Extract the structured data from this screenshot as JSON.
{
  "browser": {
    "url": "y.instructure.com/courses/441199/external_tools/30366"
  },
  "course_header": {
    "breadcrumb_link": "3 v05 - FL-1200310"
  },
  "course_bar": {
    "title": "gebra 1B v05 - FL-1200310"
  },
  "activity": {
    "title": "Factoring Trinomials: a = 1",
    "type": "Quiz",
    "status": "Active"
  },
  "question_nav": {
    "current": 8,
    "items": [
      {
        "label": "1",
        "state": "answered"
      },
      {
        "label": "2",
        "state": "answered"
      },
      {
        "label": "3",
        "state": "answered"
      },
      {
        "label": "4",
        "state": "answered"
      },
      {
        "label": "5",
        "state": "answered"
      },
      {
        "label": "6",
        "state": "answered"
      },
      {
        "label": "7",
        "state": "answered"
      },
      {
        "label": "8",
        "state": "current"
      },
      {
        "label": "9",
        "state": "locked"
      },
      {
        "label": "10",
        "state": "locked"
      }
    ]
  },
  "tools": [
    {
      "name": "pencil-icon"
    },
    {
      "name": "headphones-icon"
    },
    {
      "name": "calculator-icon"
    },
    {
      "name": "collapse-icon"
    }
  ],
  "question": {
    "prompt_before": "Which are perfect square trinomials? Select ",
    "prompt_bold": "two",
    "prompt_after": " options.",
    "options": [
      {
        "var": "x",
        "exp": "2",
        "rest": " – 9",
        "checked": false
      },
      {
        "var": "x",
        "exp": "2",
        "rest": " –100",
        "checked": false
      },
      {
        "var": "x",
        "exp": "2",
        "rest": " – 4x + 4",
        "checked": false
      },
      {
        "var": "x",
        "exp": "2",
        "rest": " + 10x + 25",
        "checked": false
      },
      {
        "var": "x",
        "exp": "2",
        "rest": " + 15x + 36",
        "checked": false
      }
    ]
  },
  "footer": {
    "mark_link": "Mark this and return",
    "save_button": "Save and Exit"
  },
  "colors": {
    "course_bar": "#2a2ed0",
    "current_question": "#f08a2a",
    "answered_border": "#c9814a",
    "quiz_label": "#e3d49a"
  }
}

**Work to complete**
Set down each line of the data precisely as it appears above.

**Answer space**
Extract the structured data from this screenshot as JSON.
{
  "browser": {
    "url": "y.instructure.com/courses/441199/external_tools/30366"
  },
  "course_header": {
    "breadcrumb_link": "3 v05 - FL-1200310"
  },
  "course_bar": {
    "title": "gebra 1B v05 - FL-1200310"
  },
  "activity": {
    "title": "Factoring Trinomials: a = 1",
    "type": "Quiz",
    "status": "Active"
  },
  "question_nav": {
    "current": 8,
    "items": [
      {
        "label": "1",
        "state": "answered"
      },
      {
        "label": "2",
        "state": "answered"
      },
      {
        "label": "3",
        "state": "answered"
      },
      {
        "label": "4",
        "state": "answered"
      },
      {
        "label": "5",
        "state": "answered"
      },
      {
        "label": "6",
        "state": "answered"
      },
      {
        "label": "7",
        "state": "answered"
      },
      {
        "label": "8",
        "state": "current"
      },
      {
        "label": "9",
        "state": "locked"
      },
      {
        "label": "10",
        "state": "locked"
      }
    ]
  },
  "tools": [
    {
      "name": "pencil-icon"
    },
    {
      "name": "headphones-icon"
    },
    {
      "name": "calculator-icon"
    },
    {
      "name": "collapse-icon"
    }
  ],
  "question": {
    "prompt_before": "Which are perfect square trinomials? Select ",
    "prompt_bold": "two",
    "prompt_after": " options.",
    "options": [
      {
        "var": "x",
        "exp": "2",
        "rest": " – 9",
        "checked": false
      },
      {
        "var": "x",
        "exp": "2",
        "rest": " –100",
        "checked": false
      },
      {
        "var": "x",
        "exp": "2",
        "rest": " – 4x + 4",
        "checked": false
      },
      {
        "var": "x",
        "exp": "2",
        "rest": " + 10x + 25",
        "checked": false
      },
      {
        "var": "x",
        "exp": "2",
        "rest": " + 15x + 36",
        "checked": false
      }
    ]
  },
  "footer": {
    "mark_link": "Mark this and return",
    "save_button": "Save and Exit"
  },
  "colors": {
    "course_bar": "#2a2ed0",
    "current_question": "#f08a2a",
    "answered_border": "#c9814a",
    "quiz_label": "#e3d49a"
  }
}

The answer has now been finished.